“Negative Nancy” – This can be a female or a male! This is thinking, “He didn’t call me the day after our date, so he must not be interested. I’m no good at dating.” Perhaps he was just busy and he will call you in several days. Or, you could call him and suggest something fun to do. Don’t assume.
“The Nun” – This is when someone sees everything in black-and-white, right or wrong, sinner or saint terms. In reality, our partners are usually some of both. “She’s always late,” for example, when perhaps she’s only late some of the time. Accepting and loving your partner and “living life on life’s terms” means they are going to have traits that annoy you — Try to overlook them in favor of their good traits.
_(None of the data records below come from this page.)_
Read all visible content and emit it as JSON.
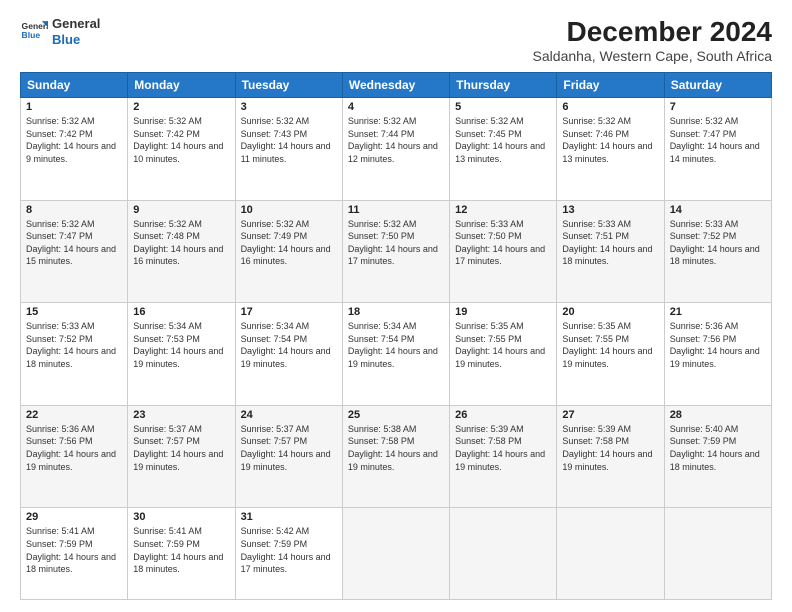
{
  "logo": {
    "line1": "General",
    "line2": "Blue"
  },
  "title": "December 2024",
  "subtitle": "Saldanha, Western Cape, South Africa",
  "headers": [
    "Sunday",
    "Monday",
    "Tuesday",
    "Wednesday",
    "Thursday",
    "Friday",
    "Saturday"
  ],
  "weeks": [
    [
      {
        "day": "1",
        "sunrise": "5:32 AM",
        "sunset": "7:42 PM",
        "daylight": "14 hours and 9 minutes."
      },
      {
        "day": "2",
        "sunrise": "5:32 AM",
        "sunset": "7:42 PM",
        "daylight": "14 hours and 10 minutes."
      },
      {
        "day": "3",
        "sunrise": "5:32 AM",
        "sunset": "7:43 PM",
        "daylight": "14 hours and 11 minutes."
      },
      {
        "day": "4",
        "sunrise": "5:32 AM",
        "sunset": "7:44 PM",
        "daylight": "14 hours and 12 minutes."
      },
      {
        "day": "5",
        "sunrise": "5:32 AM",
        "sunset": "7:45 PM",
        "daylight": "14 hours and 13 minutes."
      },
      {
        "day": "6",
        "sunrise": "5:32 AM",
        "sunset": "7:46 PM",
        "daylight": "14 hours and 13 minutes."
      },
      {
        "day": "7",
        "sunrise": "5:32 AM",
        "sunset": "7:47 PM",
        "daylight": "14 hours and 14 minutes."
      }
    ],
    [
      {
        "day": "8",
        "sunrise": "5:32 AM",
        "sunset": "7:47 PM",
        "daylight": "14 hours and 15 minutes."
      },
      {
        "day": "9",
        "sunrise": "5:32 AM",
        "sunset": "7:48 PM",
        "daylight": "14 hours and 16 minutes."
      },
      {
        "day": "10",
        "sunrise": "5:32 AM",
        "sunset": "7:49 PM",
        "daylight": "14 hours and 16 minutes."
      },
      {
        "day": "11",
        "sunrise": "5:32 AM",
        "sunset": "7:50 PM",
        "daylight": "14 hours and 17 minutes."
      },
      {
        "day": "12",
        "sunrise": "5:33 AM",
        "sunset": "7:50 PM",
        "daylight": "14 hours and 17 minutes."
      },
      {
        "day": "13",
        "sunrise": "5:33 AM",
        "sunset": "7:51 PM",
        "daylight": "14 hours and 18 minutes."
      },
      {
        "day": "14",
        "sunrise": "5:33 AM",
        "sunset": "7:52 PM",
        "daylight": "14 hours and 18 minutes."
      }
    ],
    [
      {
        "day": "15",
        "sunrise": "5:33 AM",
        "sunset": "7:52 PM",
        "daylight": "14 hours and 18 minutes."
      },
      {
        "day": "16",
        "sunrise": "5:34 AM",
        "sunset": "7:53 PM",
        "daylight": "14 hours and 19 minutes."
      },
      {
        "day": "17",
        "sunrise": "5:34 AM",
        "sunset": "7:54 PM",
        "daylight": "14 hours and 19 minutes."
      },
      {
        "day": "18",
        "sunrise": "5:34 AM",
        "sunset": "7:54 PM",
        "daylight": "14 hours and 19 minutes."
      },
      {
        "day": "19",
        "sunrise": "5:35 AM",
        "sunset": "7:55 PM",
        "daylight": "14 hours and 19 minutes."
      },
      {
        "day": "20",
        "sunrise": "5:35 AM",
        "sunset": "7:55 PM",
        "daylight": "14 hours and 19 minutes."
      },
      {
        "day": "21",
        "sunrise": "5:36 AM",
        "sunset": "7:56 PM",
        "daylight": "14 hours and 19 minutes."
      }
    ],
    [
      {
        "day": "22",
        "sunrise": "5:36 AM",
        "sunset": "7:56 PM",
        "daylight": "14 hours and 19 minutes."
      },
      {
        "day": "23",
        "sunrise": "5:37 AM",
        "sunset": "7:57 PM",
        "daylight": "14 hours and 19 minutes."
      },
      {
        "day": "24",
        "sunrise": "5:37 AM",
        "sunset": "7:57 PM",
        "daylight": "14 hours and 19 minutes."
      },
      {
        "day": "25",
        "sunrise": "5:38 AM",
        "sunset": "7:58 PM",
        "daylight": "14 hours and 19 minutes."
      },
      {
        "day": "26",
        "sunrise": "5:39 AM",
        "sunset": "7:58 PM",
        "daylight": "14 hours and 19 minutes."
      },
      {
        "day": "27",
        "sunrise": "5:39 AM",
        "sunset": "7:58 PM",
        "daylight": "14 hours and 19 minutes."
      },
      {
        "day": "28",
        "sunrise": "5:40 AM",
        "sunset": "7:59 PM",
        "daylight": "14 hours and 18 minutes."
      }
    ],
    [
      {
        "day": "29",
        "sunrise": "5:41 AM",
        "sunset": "7:59 PM",
        "daylight": "14 hours and 18 minutes."
      },
      {
        "day": "30",
        "sunrise": "5:41 AM",
        "sunset": "7:59 PM",
        "daylight": "14 hours and 18 minutes."
      },
      {
        "day": "31",
        "sunrise": "5:42 AM",
        "sunset": "7:59 PM",
        "daylight": "14 hours and 17 minutes."
      },
      null,
      null,
      null,
      null
    ]
  ]
}
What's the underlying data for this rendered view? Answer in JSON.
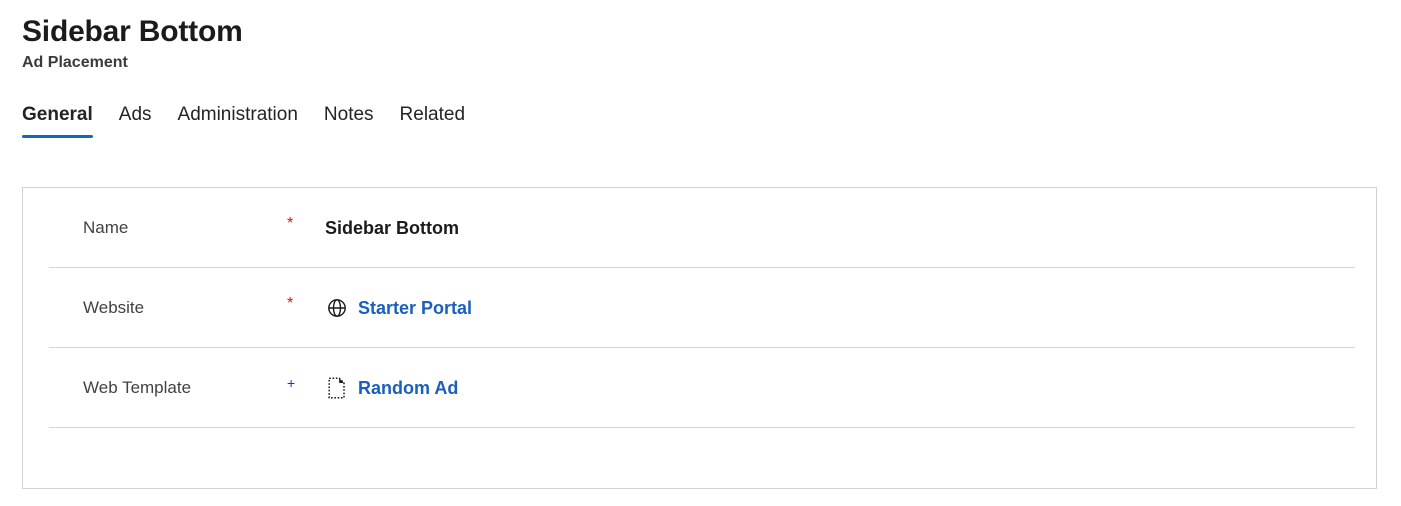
{
  "header": {
    "title": "Sidebar Bottom",
    "subtitle": "Ad Placement"
  },
  "tabs": [
    {
      "label": "General",
      "active": true
    },
    {
      "label": "Ads",
      "active": false
    },
    {
      "label": "Administration",
      "active": false
    },
    {
      "label": "Notes",
      "active": false
    },
    {
      "label": "Related",
      "active": false
    }
  ],
  "form": {
    "fields": [
      {
        "label": "Name",
        "marker": "*",
        "marker_type": "required",
        "value": "Sidebar Bottom",
        "value_type": "text",
        "icon": ""
      },
      {
        "label": "Website",
        "marker": "*",
        "marker_type": "required",
        "value": "Starter Portal",
        "value_type": "link",
        "icon": "globe-icon"
      },
      {
        "label": "Web Template",
        "marker": "+",
        "marker_type": "recommended",
        "value": "Random Ad",
        "value_type": "link",
        "icon": "page-dotted-icon"
      }
    ]
  },
  "colors": {
    "link": "#1a5fbd",
    "accent": "#0f6cbd",
    "required": "#e00b1c",
    "recommended": "#0f35d4",
    "text": "#242424",
    "label": "#424242",
    "border": "#d1d1d1",
    "divider": "#d6d6d6"
  }
}
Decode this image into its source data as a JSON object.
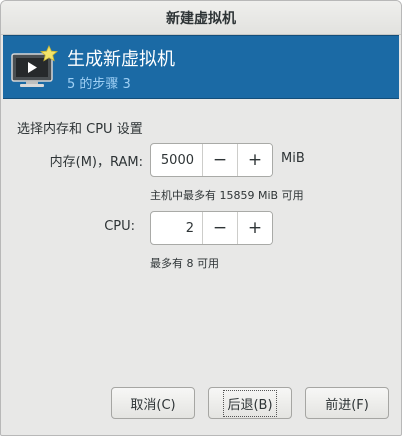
{
  "window": {
    "title": "新建虚拟机"
  },
  "header": {
    "title": "生成新虚拟机",
    "step": "5 的步骤 3",
    "icon": "vm-monitor-star-icon",
    "background_color": "#1b6aa5"
  },
  "section": {
    "title": "选择内存和 CPU 设置"
  },
  "memory": {
    "label": "内存(M)，RAM:",
    "value": "5000",
    "unit": "MiB",
    "hint": "主机中最多有 15859 MiB 可用",
    "decrement_label": "−",
    "increment_label": "+"
  },
  "cpu": {
    "label": "CPU:",
    "value": "2",
    "hint": "最多有 8 可用",
    "decrement_label": "−",
    "increment_label": "+"
  },
  "buttons": {
    "cancel": "取消(C)",
    "back": "后退(B)",
    "forward": "前进(F)"
  }
}
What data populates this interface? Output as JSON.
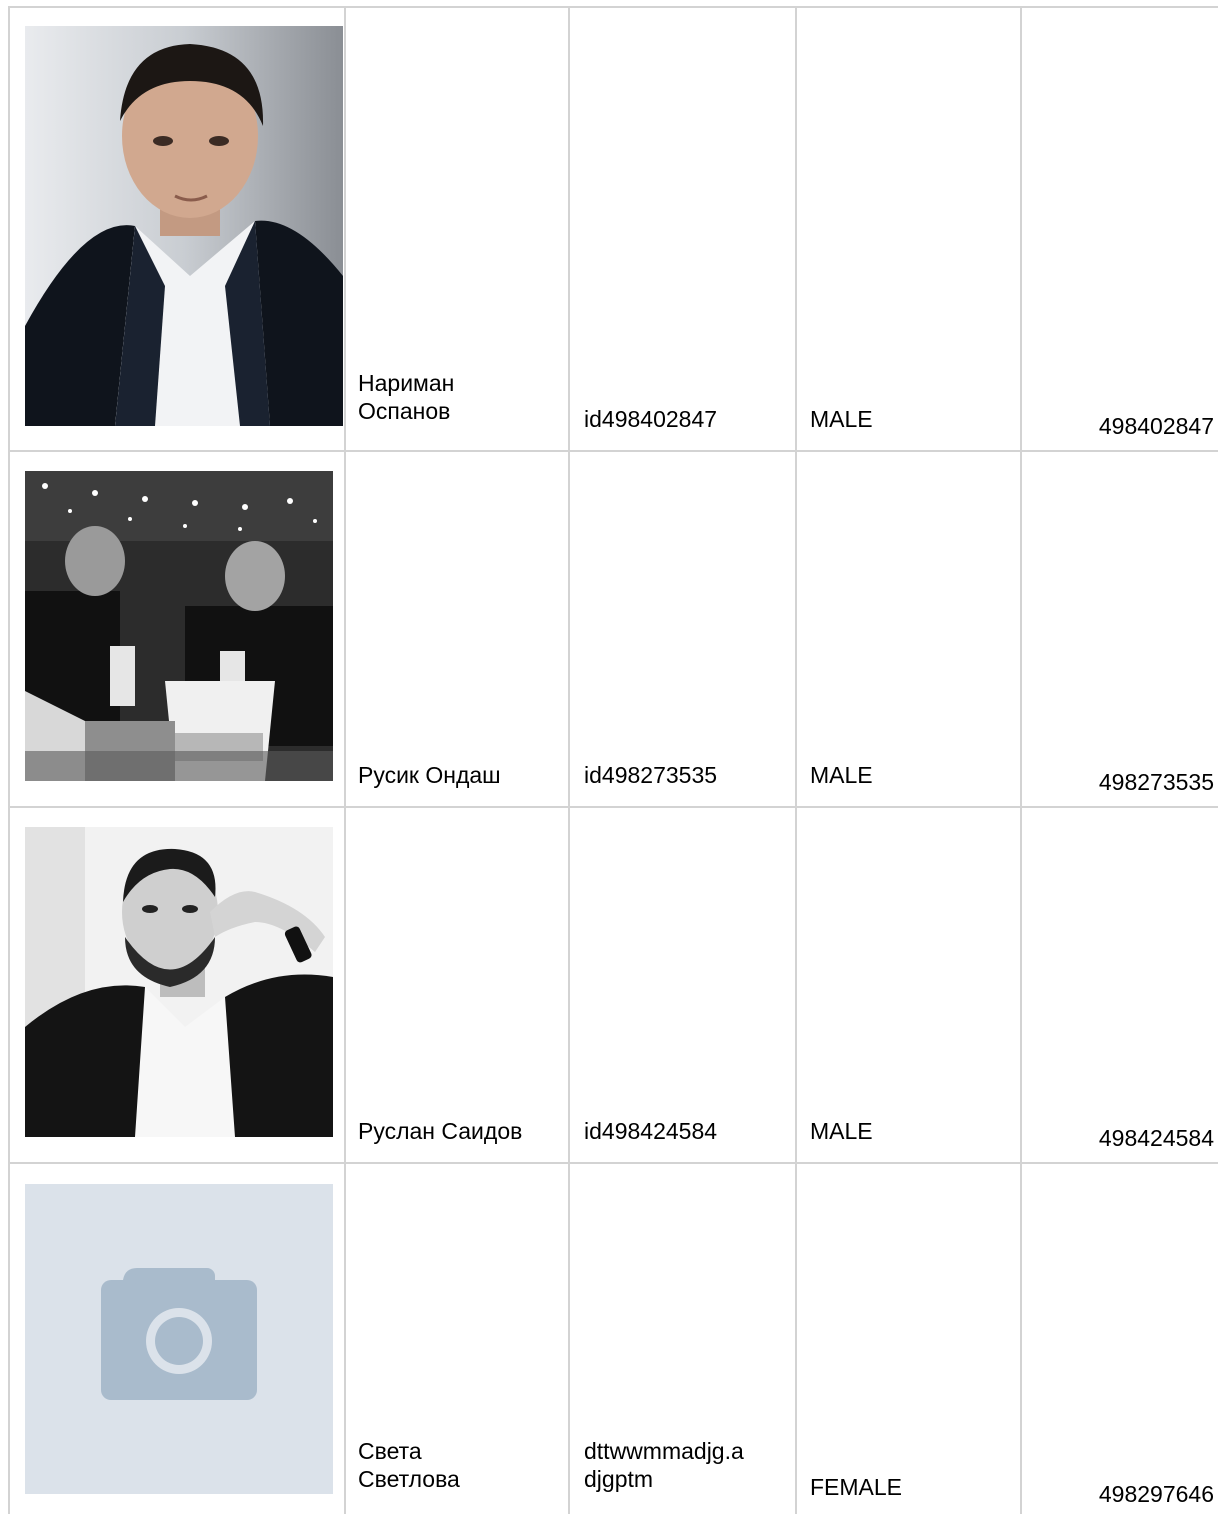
{
  "rows": [
    {
      "name": "Нариман\nОспанов",
      "screen_name": "id498402847",
      "sex": "MALE",
      "user_id": "498402847",
      "photo": "portrait-photo"
    },
    {
      "name": "Русик Ондаш",
      "screen_name": "id498273535",
      "sex": "MALE",
      "user_id": "498273535",
      "photo": "restaurant-group-photo"
    },
    {
      "name": "Руслан Саидов",
      "screen_name": "id498424584",
      "sex": "MALE",
      "user_id": "498424584",
      "photo": "portrait-photo"
    },
    {
      "name": "Света\nСветлова",
      "screen_name": "dttwwmmadjg.a\ndjgptm",
      "sex": "FEMALE",
      "user_id": "498297646",
      "photo": "camera-placeholder-icon"
    }
  ],
  "colors": {
    "grid": "#d3d3d3",
    "placeholder_bg": "#dbe2ea",
    "placeholder_icon": "#a9bbcc"
  }
}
“The Drill Sargeant” — This is when a partner gets anxious when things don’t go exactly as they want, and they expect their partner to capitulate to them even on small matters. Being in a relationship means compromise — meaning, there are times when you have to tolerate not being in control, no matter how much it hurts, in exchange for other times when you get your way. It’s give-and-take, 50/50. Otherwise, you can be 100% in control — and single.
“The All-or-Nothing” — This is when a partner is either too dependent on a partner’s time and attention, or not at all — taking all the responsibility, or all of the blame. Either extreme causes imbalance in the relationship. You can support a partner who is trying to cope with a drug or alcohol problem, for example, but you have to let him take responsibility for his own recovery, and set limits on what behaviors you will tolerate. This is especially important in a couple with an open relationship — there might be lots of latitude in terms of sex with others, but there must be agreed-upon rules and agreements to preserve dignity and respect in the primary relationship. Avoiding the all-or-nothing usually involves lots of negotiation on the finer points—-sometimes couples counseling can help “mediate” the differences and forge an agreement.
Too often, relationships break up because they don’t have the resources and support to develop the skills the partners need to overcome certain common challenges. Old fears and past family-of-origin experiences bear an important role on current relationships, and often we might find ourselves re-enacting conflicts we watched our parents have. It takes work to be aware of behaviors we were taught through behavioral modeling and learn our own, new ways of relating.
Relationships are a lot of work, but they can be very rewarding. Being aware of the negative communication roles YOU tend to play most often is the first step to not letting them undermine your relationship. Your own individual therapy can help you identify your worst habits and work to change them, and couples counseling can help you to learn how to respond and negotiate dealing with your partner’s. When your relationship is loving, functional, and happy, that helps a lot to Have the Life You Want!